The southern U.S. population is growing while other areas of the country are shrinking, leading to the South potentially becoming the hub of the U.S. population for the first time in U.S. history.
- If trends continue, the U.S. population center could be in the South by the end of the decade.
- The southern U.S. outpaced other regions of the U.S. last year by more than 1.3 million people.
- Southern population surge is partly due to births outpacing deaths in the region and increased domestic and international immigration to the area.
- In comparison, the North and Midwest lost overall residents. The West grew by 153,000 people.
- Six of the top 10 U.S. states with the most significant growth last year were southern states, including Texas, Florida, North Carolina, and Georgia.
- The U.S. Census Bureau changed how it calculates its estimates due to pandemic delays, and the population estimates may have been skewed.
Why it’s news
If trends continue, the center of the U.S. population could shift south of the Missouri Ozarks and continue expanding southward rather than westward. Throughout all of American history, the population has expanded west, the Associated Press reports. The first population center was in Chestertown, Maryland, in 1790. Since then, the location has moved steadily westward. The arrival of air conditioning in the 20th century pushed the population somewhat more south, but the westward trend continued until now.
Analysts cannot point to one specific draw bringing populations further south. Potential factors include weather preferences, COVID-19-related motives, cost of living, lower taxes, and more Baby Boomers retiring.
The pandemic could have partly driven the population shift. As more workers had the opportunity to switch to remote work, some may have taken advantage of the opportunity to relocate to warmer climates. Lower tax rates and cost of living could have been an added incentive.
Western populations started to decline in 2021 as around 145,000 residents relocated to other areas of the U.S. Many of the departures were from states like California, Alaska, Hawaii, New Mexico, Oregon, and Washington. States like Arizona, Idaho, Montana, Nevada, and Utah still saw domestic migration growth, but the numbers were smaller than in previous years.
Experts are still deciding whether or not the population decline in certain states is related to the pandemic or growing social issues in the states. For example, in Oregon, nearly 17,000 residents moved to other areas of the country at a time when the state was plagued with increased crime, weather-related disasters, and wildfires.
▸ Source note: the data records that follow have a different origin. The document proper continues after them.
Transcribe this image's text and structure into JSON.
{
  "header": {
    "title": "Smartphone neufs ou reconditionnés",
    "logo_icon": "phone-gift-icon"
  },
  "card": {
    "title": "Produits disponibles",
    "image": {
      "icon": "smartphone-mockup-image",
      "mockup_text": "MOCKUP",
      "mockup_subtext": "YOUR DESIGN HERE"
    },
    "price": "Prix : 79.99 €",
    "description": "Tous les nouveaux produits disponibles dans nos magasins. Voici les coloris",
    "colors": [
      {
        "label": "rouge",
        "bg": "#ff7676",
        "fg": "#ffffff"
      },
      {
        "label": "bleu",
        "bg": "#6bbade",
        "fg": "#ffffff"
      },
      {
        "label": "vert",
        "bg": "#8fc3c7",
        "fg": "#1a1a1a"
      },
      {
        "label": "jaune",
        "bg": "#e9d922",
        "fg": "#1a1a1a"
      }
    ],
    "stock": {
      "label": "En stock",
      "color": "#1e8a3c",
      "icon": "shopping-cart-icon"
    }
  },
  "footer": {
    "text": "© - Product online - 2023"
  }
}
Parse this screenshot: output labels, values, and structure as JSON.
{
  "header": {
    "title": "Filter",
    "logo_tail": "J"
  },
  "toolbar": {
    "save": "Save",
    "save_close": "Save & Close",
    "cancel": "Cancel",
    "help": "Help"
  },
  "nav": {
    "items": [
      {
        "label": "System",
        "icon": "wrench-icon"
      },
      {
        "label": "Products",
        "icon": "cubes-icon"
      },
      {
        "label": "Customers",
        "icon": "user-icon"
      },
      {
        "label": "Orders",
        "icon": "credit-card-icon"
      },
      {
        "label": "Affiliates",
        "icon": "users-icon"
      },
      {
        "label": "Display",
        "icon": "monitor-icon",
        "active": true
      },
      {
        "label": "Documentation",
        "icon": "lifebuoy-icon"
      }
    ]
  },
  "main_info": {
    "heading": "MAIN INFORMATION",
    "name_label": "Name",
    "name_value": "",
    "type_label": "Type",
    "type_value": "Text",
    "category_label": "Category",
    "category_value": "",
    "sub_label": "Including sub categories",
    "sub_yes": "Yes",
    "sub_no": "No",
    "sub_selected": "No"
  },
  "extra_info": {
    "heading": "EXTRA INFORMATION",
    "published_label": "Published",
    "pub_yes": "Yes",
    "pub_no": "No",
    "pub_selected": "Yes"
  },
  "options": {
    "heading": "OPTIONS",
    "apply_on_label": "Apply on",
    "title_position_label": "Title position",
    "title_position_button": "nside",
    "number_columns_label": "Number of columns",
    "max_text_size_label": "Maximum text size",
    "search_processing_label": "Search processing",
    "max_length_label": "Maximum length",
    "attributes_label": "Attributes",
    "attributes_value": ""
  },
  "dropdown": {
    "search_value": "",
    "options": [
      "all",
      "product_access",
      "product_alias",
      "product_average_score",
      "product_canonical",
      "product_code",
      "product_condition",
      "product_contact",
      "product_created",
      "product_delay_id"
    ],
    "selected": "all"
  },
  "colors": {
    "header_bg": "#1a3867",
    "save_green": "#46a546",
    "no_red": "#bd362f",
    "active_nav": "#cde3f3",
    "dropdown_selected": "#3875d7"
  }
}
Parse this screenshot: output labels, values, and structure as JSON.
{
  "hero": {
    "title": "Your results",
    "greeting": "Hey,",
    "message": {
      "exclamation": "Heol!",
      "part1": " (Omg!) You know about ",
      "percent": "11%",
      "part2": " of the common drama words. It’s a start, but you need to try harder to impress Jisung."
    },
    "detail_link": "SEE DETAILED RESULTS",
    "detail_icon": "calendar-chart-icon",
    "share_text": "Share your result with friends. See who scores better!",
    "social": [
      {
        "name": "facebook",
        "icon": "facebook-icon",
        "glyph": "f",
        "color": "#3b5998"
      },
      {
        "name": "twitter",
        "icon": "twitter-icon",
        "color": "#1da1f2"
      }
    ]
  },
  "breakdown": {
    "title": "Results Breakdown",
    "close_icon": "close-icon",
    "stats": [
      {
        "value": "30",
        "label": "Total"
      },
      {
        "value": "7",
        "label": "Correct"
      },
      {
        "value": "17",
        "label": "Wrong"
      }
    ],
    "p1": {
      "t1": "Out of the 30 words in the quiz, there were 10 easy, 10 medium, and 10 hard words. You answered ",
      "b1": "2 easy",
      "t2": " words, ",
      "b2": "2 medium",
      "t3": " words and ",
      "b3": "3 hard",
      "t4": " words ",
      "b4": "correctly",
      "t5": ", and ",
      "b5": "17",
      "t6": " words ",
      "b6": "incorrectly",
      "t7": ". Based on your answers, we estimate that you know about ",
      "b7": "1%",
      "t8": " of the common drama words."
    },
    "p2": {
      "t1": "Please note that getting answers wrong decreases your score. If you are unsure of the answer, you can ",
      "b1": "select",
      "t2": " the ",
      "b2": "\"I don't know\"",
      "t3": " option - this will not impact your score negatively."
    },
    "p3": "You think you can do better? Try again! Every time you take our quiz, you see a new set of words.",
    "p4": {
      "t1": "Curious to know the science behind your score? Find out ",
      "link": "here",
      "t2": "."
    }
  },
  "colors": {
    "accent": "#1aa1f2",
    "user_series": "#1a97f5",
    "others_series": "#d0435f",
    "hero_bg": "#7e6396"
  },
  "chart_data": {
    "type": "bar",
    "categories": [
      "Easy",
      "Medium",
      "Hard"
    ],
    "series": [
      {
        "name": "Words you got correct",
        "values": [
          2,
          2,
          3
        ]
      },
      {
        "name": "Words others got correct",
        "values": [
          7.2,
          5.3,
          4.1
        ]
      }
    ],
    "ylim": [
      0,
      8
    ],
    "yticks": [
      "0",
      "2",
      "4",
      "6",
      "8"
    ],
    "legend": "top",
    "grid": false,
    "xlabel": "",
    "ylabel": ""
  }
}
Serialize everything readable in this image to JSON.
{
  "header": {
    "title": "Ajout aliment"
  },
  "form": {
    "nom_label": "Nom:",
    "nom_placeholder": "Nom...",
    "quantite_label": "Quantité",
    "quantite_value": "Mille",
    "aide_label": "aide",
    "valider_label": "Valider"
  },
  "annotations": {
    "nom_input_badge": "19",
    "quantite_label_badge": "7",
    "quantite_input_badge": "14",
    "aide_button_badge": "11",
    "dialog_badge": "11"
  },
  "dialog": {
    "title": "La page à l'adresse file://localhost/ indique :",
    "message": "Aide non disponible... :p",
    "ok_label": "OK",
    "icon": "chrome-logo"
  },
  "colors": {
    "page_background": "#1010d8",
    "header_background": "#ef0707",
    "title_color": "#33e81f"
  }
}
However, the ability to work remotely could have also been a motivator as residents sought cheaper housing, the Associated Press reports.
In 2021, Oregon’s population increased enough to grant the state an additional congressional seat.
The next several years will be telling as demographers watch to determine whether or not these trends are temporary or here to stay.